#### ABOUT THIS EXERCISE:
With the pictures removed, write out the data below exactly.

#### EXERCISE MATERIAL:

........

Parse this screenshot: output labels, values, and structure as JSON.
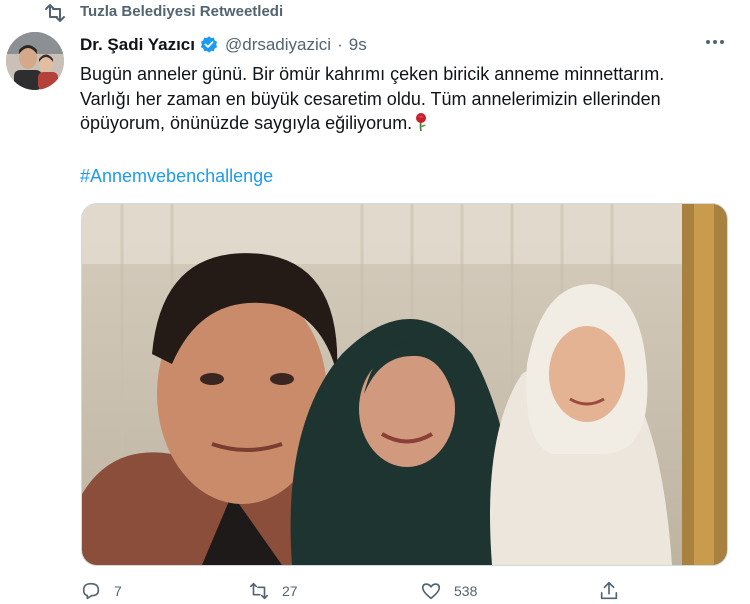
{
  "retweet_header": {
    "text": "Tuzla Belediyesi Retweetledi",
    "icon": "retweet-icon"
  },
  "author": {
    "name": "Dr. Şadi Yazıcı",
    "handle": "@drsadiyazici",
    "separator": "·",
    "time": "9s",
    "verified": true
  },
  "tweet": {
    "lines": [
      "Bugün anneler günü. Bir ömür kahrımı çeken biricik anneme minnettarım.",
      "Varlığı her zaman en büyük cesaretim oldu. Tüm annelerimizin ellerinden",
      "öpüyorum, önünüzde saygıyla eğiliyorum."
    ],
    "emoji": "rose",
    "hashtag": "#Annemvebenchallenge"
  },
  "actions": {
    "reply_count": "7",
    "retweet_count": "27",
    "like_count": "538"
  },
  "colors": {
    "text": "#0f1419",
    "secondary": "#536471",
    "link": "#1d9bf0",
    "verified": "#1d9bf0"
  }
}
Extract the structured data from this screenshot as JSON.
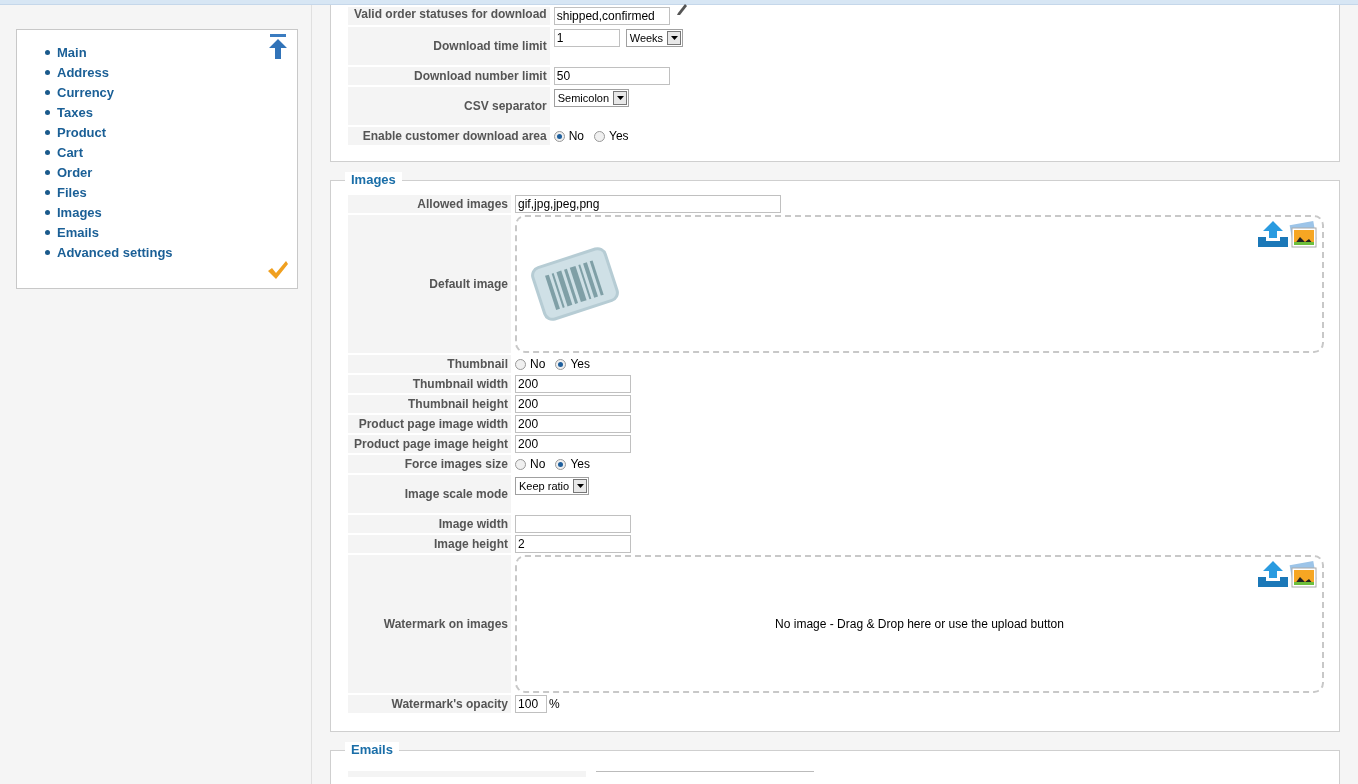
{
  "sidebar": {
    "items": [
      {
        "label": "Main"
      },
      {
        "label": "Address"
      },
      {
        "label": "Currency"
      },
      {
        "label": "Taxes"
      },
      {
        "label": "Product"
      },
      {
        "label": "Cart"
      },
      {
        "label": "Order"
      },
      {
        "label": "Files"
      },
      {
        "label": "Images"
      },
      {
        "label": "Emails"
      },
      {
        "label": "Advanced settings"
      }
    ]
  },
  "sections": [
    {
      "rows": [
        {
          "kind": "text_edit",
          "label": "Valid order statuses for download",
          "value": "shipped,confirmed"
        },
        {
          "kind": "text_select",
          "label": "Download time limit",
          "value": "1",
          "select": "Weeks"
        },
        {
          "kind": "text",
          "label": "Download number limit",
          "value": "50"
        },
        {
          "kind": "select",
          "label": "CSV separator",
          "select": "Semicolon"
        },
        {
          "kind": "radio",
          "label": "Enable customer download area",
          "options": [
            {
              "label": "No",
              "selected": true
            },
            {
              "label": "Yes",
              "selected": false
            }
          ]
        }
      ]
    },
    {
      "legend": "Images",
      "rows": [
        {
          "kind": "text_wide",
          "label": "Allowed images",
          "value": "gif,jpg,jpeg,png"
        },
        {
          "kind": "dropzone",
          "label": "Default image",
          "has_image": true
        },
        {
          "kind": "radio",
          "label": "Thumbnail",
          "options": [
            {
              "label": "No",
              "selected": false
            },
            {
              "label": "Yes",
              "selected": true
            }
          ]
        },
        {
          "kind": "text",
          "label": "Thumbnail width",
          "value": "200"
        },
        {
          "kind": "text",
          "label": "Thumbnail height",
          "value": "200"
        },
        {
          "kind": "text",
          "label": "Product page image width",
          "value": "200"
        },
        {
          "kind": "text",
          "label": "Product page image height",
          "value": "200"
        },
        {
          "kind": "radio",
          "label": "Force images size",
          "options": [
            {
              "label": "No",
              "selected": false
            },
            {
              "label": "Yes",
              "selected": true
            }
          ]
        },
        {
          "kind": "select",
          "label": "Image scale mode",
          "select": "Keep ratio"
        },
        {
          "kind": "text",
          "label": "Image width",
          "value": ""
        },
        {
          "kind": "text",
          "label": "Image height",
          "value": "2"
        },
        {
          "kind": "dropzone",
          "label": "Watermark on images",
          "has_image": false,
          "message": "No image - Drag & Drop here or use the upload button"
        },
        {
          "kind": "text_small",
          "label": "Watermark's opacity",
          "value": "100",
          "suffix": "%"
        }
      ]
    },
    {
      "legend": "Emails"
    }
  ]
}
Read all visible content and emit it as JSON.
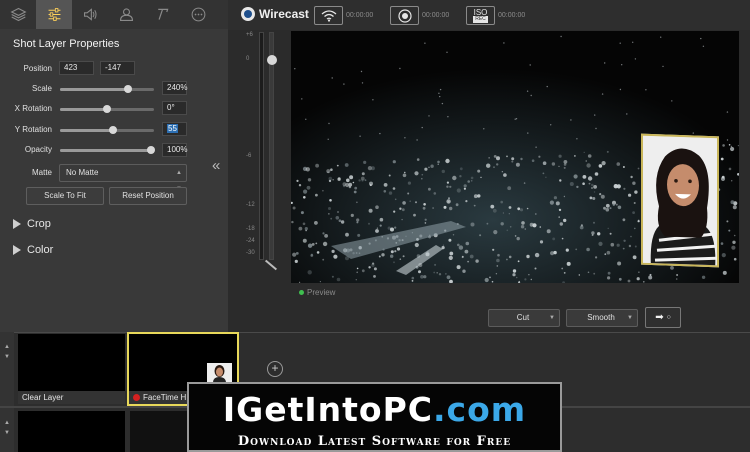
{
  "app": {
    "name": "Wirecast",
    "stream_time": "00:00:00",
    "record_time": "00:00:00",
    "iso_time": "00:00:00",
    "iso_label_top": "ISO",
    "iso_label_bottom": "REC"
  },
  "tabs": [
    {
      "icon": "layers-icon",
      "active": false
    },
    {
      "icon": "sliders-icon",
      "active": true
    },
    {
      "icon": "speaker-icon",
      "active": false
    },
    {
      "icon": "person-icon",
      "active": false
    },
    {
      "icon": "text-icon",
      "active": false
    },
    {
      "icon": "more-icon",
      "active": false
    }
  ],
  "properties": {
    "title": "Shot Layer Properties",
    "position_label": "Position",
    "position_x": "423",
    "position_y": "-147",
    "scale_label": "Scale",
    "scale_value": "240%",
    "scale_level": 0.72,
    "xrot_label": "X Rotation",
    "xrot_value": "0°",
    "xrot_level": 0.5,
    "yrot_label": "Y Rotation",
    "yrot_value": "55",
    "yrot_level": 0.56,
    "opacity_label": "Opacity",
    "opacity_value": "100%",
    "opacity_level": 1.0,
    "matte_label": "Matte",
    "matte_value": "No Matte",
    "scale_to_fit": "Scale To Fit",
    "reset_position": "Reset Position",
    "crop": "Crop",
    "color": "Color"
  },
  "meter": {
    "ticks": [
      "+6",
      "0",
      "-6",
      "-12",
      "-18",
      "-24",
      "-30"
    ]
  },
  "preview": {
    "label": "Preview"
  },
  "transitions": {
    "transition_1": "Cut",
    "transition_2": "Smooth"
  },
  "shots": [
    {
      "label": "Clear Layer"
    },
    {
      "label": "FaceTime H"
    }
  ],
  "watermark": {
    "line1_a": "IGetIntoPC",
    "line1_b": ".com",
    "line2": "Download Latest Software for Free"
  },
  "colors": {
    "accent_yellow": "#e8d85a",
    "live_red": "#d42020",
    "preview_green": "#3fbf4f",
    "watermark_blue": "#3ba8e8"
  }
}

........

#### EXERCISE RESPONSE:
Parse this screenshot: output labels, values, and structure as JSON.
{
  "retweet_header": {
    "text": "Tuzla Belediyesi Retweetledi",
    "icon": "retweet-icon"
  },
  "author": {
    "name": "Dr. Şadi Yazıcı",
    "handle": "@drsadiyazici",
    "separator": "·",
    "time": "9s",
    "verified": true
  },
  "tweet": {
    "lines": [
      "Bugün anneler günü. Bir ömür kahrımı çeken biricik anneme minnettarım.",
      "Varlığı her zaman en büyük cesaretim oldu. Tüm annelerimizin ellerinden",
      "öpüyorum, önünüzde saygıyla eğiliyorum."
    ],
    "emoji": "rose",
    "hashtag": "#Annemvebenchallenge"
  },
  "actions": {
    "reply_count": "7",
    "retweet_count": "27",
    "like_count": "538"
  },
  "colors": {
    "text": "#0f1419",
    "secondary": "#536471",
    "link": "#1d9bf0",
    "verified": "#1d9bf0"
  }
}
Extract the structured data from this screenshot as JSON.
{
  "sidebar": {
    "items": [
      {
        "label": "Main"
      },
      {
        "label": "Address"
      },
      {
        "label": "Currency"
      },
      {
        "label": "Taxes"
      },
      {
        "label": "Product"
      },
      {
        "label": "Cart"
      },
      {
        "label": "Order"
      },
      {
        "label": "Files"
      },
      {
        "label": "Images"
      },
      {
        "label": "Emails"
      },
      {
        "label": "Advanced settings"
      }
    ]
  },
  "sections": [
    {
      "rows": [
        {
          "kind": "text_edit",
          "label": "Valid order statuses for download",
          "value": "shipped,confirmed"
        },
        {
          "kind": "text_select",
          "label": "Download time limit",
          "value": "1",
          "select": "Weeks"
        },
        {
          "kind": "text",
          "label": "Download number limit",
          "value": "50"
        },
        {
          "kind": "select",
          "label": "CSV separator",
          "select": "Semicolon"
        },
        {
          "kind": "radio",
          "label": "Enable customer download area",
          "options": [
            {
              "label": "No",
              "selected": true
            },
            {
              "label": "Yes",
              "selected": false
            }
          ]
        }
      ]
    },
    {
      "legend": "Images",
      "rows": [
        {
          "kind": "text_wide",
          "label": "Allowed images",
          "value": "gif,jpg,jpeg,png"
        },
        {
          "kind": "dropzone",
          "label": "Default image",
          "has_image": true
        },
        {
          "kind": "radio",
          "label": "Thumbnail",
          "options": [
            {
              "label": "No",
              "selected": false
            },
            {
              "label": "Yes",
              "selected": true
            }
          ]
        },
        {
          "kind": "text",
          "label": "Thumbnail width",
          "value": "200"
        },
        {
          "kind": "text",
          "label": "Thumbnail height",
          "value": "200"
        },
        {
          "kind": "text",
          "label": "Product page image width",
          "value": "200"
        },
        {
          "kind": "text",
          "label": "Product page image height",
          "value": "200"
        },
        {
          "kind": "radio",
          "label": "Force images size",
          "options": [
            {
              "label": "No",
              "selected": false
            },
            {
              "label": "Yes",
              "selected": true
            }
          ]
        },
        {
          "kind": "select",
          "label": "Image scale mode",
          "select": "Keep ratio"
        },
        {
          "kind": "text",
          "label": "Image width",
          "value": ""
        },
        {
          "kind": "text",
          "label": "Image height",
          "value": "2"
        },
        {
          "kind": "dropzone",
          "label": "Watermark on images",
          "has_image": false,
          "message": "No image - Drag & Drop here or use the upload button"
        },
        {
          "kind": "text_small",
          "label": "Watermark's opacity",
          "value": "100",
          "suffix": "%"
        }
      ]
    },
    {
      "legend": "Emails"
    }
  ]
}
Read all visible content and emit it as JSON.
{
  "app": {
    "name": "Wirecast",
    "stream_time": "00:00:00",
    "record_time": "00:00:00",
    "iso_time": "00:00:00",
    "iso_label_top": "ISO",
    "iso_label_bottom": "REC"
  },
  "tabs": [
    {
      "icon": "layers-icon",
      "active": false
    },
    {
      "icon": "sliders-icon",
      "active": true
    },
    {
      "icon": "speaker-icon",
      "active": false
    },
    {
      "icon": "person-icon",
      "active": false
    },
    {
      "icon": "text-icon",
      "active": false
    },
    {
      "icon": "more-icon",
      "active": false
    }
  ],
  "properties": {
    "title": "Shot Layer Properties",
    "position_label": "Position",
    "position_x": "423",
    "position_y": "-147",
    "scale_label": "Scale",
    "scale_value": "240%",
    "scale_level": 0.72,
    "xrot_label": "X Rotation",
    "xrot_value": "0°",
    "xrot_level": 0.5,
    "yrot_label": "Y Rotation",
    "yrot_value": "55",
    "yrot_level": 0.56,
    "opacity_label": "Opacity",
    "opacity_value": "100%",
    "opacity_level": 1.0,
    "matte_label": "Matte",
    "matte_value": "No Matte",
    "scale_to_fit": "Scale To Fit",
    "reset_position": "Reset Position",
    "crop": "Crop",
    "color": "Color"
  },
  "meter": {
    "ticks": [
      "+6",
      "0",
      "-6",
      "-12",
      "-18",
      "-24",
      "-30"
    ]
  },
  "preview": {
    "label": "Preview"
  },
  "transitions": {
    "transition_1": "Cut",
    "transition_2": "Smooth"
  },
  "shots": [
    {
      "label": "Clear Layer"
    },
    {
      "label": "FaceTime H"
    }
  ],
  "watermark": {
    "line1_a": "IGetIntoPC",
    "line1_b": ".com",
    "line2": "Download Latest Software for Free"
  },
  "colors": {
    "accent_yellow": "#e8d85a",
    "live_red": "#d42020",
    "preview_green": "#3fbf4f",
    "watermark_blue": "#3ba8e8"
  }
}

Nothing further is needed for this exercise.